Skip to main content
Communication, Art + Technology › Communication › Publishing
SFU Student

empty
Statue with a laughing face
If you are a hard worker with a sense of humour, it will benefit you and create a harmonious workplace environment.

Laughter creates the feel-good chemical dopamine, which heightens creativity, builds teamwork, and even dispels negativity. Humour is often considered one of the best ways to relieve stress, tension and anxiety.

But wait, is humour important in the workplace? Some argue that people with a sense of humour are seemingly more successful. Additionally, others suggest that a little levity won’t hurt; instead it can go a long way in creating a positive and relaxing atmosphere in the workplace. So, does this mean you should be funny at work?

“A sense of humour is part of the art of leadership, of getting along with people, of getting things done.”

- Dwight D. Eisenhower, the former President of the United States

Research at California University pointed out that being funny could help employees to release tension. If we use humour tastefully and appropriately, taking time to laugh can help us get rid of negative feelings and help us concentrate on our work!

“Even people who aren’t always comfortable sharing their humour tend to do so in more relaxed environments where the use of humour becomes second nature with everyone’s style.”

- Michael Kerr, the President of Humour at Work

He further suggests that by adding more humour at the workplace, it helps boost morale, reduces stress and conflict, and even improves your chances of personal success.

According to a Robert Half International survey, 91% of executives believe that a sense of humour is crucial for their career advancement, while 84% agree that people with a good sense of humour do a better job.

What makes appropriate humour?

  • Make fun of situations, not people.

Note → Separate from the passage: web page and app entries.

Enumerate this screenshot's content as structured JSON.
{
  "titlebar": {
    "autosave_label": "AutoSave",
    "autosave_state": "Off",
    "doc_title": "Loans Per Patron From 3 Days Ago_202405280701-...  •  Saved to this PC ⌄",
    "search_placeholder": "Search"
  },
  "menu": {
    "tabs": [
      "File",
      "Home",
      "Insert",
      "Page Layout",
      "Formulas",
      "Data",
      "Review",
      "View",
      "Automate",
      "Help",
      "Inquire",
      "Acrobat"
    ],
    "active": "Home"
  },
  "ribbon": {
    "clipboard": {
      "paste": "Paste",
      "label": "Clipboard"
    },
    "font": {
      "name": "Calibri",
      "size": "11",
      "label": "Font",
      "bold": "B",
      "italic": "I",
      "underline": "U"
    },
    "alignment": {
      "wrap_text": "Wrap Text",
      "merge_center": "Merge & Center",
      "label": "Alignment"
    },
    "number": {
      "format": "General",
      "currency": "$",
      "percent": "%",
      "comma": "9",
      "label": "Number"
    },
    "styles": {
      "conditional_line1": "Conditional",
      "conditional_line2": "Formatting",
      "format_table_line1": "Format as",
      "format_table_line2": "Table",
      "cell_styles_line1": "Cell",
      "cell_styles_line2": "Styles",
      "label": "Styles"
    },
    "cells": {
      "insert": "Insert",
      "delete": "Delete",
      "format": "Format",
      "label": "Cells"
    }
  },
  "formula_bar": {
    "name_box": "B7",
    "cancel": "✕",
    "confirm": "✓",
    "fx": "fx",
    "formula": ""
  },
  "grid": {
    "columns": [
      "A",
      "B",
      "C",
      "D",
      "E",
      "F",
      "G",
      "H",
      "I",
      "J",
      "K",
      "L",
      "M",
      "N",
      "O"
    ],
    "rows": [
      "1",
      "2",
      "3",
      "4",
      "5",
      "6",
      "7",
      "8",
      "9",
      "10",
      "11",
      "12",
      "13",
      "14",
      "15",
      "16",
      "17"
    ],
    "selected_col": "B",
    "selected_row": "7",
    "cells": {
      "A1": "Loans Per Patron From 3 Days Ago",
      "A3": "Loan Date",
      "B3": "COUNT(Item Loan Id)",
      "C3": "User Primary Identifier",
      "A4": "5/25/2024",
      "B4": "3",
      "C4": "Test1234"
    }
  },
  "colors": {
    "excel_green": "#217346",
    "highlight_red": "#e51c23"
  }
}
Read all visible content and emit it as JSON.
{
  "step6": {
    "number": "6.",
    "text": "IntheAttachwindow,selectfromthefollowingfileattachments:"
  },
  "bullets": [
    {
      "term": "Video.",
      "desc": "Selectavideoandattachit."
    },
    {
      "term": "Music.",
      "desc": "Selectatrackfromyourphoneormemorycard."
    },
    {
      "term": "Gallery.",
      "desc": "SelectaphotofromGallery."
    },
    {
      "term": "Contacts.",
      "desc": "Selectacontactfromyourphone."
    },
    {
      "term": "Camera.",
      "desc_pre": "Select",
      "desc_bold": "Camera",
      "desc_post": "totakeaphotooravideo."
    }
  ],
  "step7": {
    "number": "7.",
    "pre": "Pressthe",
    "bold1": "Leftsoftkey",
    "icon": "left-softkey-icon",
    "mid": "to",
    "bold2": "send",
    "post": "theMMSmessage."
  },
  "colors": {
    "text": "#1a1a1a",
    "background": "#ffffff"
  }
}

Never use humour to belittle, mock or put people down.

  • Be tactful. Being funny in stressful situation may help to put a new perspective.

  • Seeing humour in everyday situations in the workplace.

  • Poking fun at yourself. According to Dr. Terry L. Paulson, “When you tell a story that pokes fun at yourself gently, it acts as a social lubricant that says, “Hey, this person is a human being, someone at ease with life, and we can feel the same way.” In other words, if you try to be relaxed and have fun at yourself, it will make the atmosphere be less stressful.

Our first priority at work is definitely the job at hand and respecting others. If you are a funny person but a lazy worker, there is no room for humour. Co-workers could find you annoying and question your ability. However, if you are a hard worker with a sense of humour, it will benefit you and create a harmonious workplace environment.

I leave you with a quote by a famous comedian of all time,

“A day without laughter is a day wasted”

–Charlie Chaplin. 

SFU Student
Jeannie Chong is a Special Projects Assistant with SFU Career Services, and a fourth year student studying communications and publishing. Jeannie also volunteers at a radio station, spends time doing crafts and Chinese calligraphy, and loves to indulge her sweet tooth.

You Might Like These... Professional Development, Personal Development, Career Exploration, Life Experience

Marble statue of Socrates
Know Thyself

So you have graduated from university and are hanging your well-earned degree on your bedroom wall, and all of  a sudden, a tiny, yet unavoidable voice in the back of your head is quietly screaming “No time to celebrate, you need to find a job!” or “I’ve got my degree…what do I do with it?!’.

Mike, author
Indigenous Stories: Mike, SFU Alumni

"I have no solid plans for the future and I love it...I know that every experience that I have had, every failed plan, was really an excellent mistake that gave me the skills I need to handle any situation that gets thrown my way in the future."  Read Mike's story of career exploration, and how to handle constant change.

picture of glichelle pondering a though
Surviving Workplace Politics

Ever been peeved with workplace politics? Have you ever been a victim of office politics? One student shares her experiences from the workplace with tips on how to survive.

 

You Might Like These... Co-op Reflections

Adrian Fung
A Letter to My Younger Self

A 6th-year SFU veteran drops WISDOM to his younger self. Read this if you would like some perspective on your university journey from someone who has been here before you even started high school.

TRIUMF particle accelerator
A Penny in a Sea of Sheldons: My Co-op at TRIUMF

You see a job posting, you read the description, you become interested. You apply for the job, you get interviewed, then you get hired. Now what? Anh Vu, shares how she learned the ropes at TRIUMF. 

Article Banner
SFU Joins National Conversation on International Learning Experiences for Students

SFU has joined the Canadian Bureau for International Education’s (CBIE) Learning Beyond Borders (LBB) initiative to inspire more students to take advantage of learning experiences in other countries. Learn more about this initiative and what is means for you!